Source data:
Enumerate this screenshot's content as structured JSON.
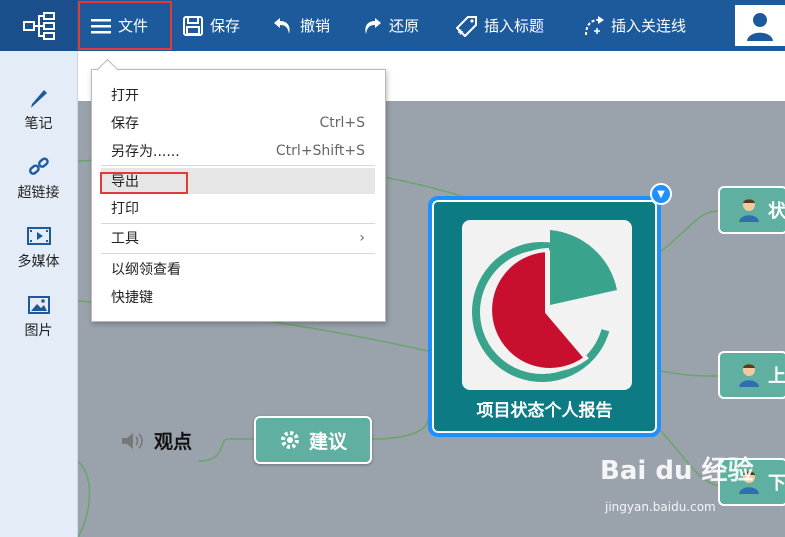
{
  "toolbar": {
    "file_label": "文件",
    "save_label": "保存",
    "undo_label": "撤销",
    "redo_label": "还原",
    "insert_title_label": "插入标题",
    "insert_link_label": "插入关连线"
  },
  "sidebar": {
    "items": [
      {
        "label": "笔记",
        "icon": "pencil-icon"
      },
      {
        "label": "超链接",
        "icon": "link-icon"
      },
      {
        "label": "多媒体",
        "icon": "media-icon"
      },
      {
        "label": "图片",
        "icon": "image-icon"
      }
    ]
  },
  "file_menu": {
    "items": [
      {
        "label": "打开",
        "shortcut": ""
      },
      {
        "label": "保存",
        "shortcut": "Ctrl+S"
      },
      {
        "label": "另存为......",
        "shortcut": "Ctrl+Shift+S"
      },
      {
        "label": "导出",
        "shortcut": ""
      },
      {
        "label": "打印",
        "shortcut": ""
      },
      {
        "label": "工具",
        "shortcut": "›"
      },
      {
        "label": "以纲领查看",
        "shortcut": ""
      },
      {
        "label": "快捷键",
        "shortcut": ""
      }
    ]
  },
  "mindmap": {
    "central_title": "项目状态个人报告",
    "suggestion_label": "建议",
    "viewpoint_label": "观点",
    "right_nodes": [
      "状",
      "上",
      "下"
    ]
  },
  "watermark": {
    "brand": "Bai du 经验",
    "url": "jingyan.baidu.com"
  },
  "colors": {
    "toolbar": "#1d5a9c",
    "node_teal": "#5fb0a0",
    "central_bg": "#0c7b83",
    "highlight_red": "#e23a36",
    "selection_blue": "#1e90ff",
    "pie_red": "#c8102e",
    "pie_teal": "#3aa38c"
  }
}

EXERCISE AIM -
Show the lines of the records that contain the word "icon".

OUTPUT FOR THIS EXERCISE -
        "icon": "pencil-icon"
        "icon": "link-icon"
        "icon": "media-icon"
        "icon": "image-icon"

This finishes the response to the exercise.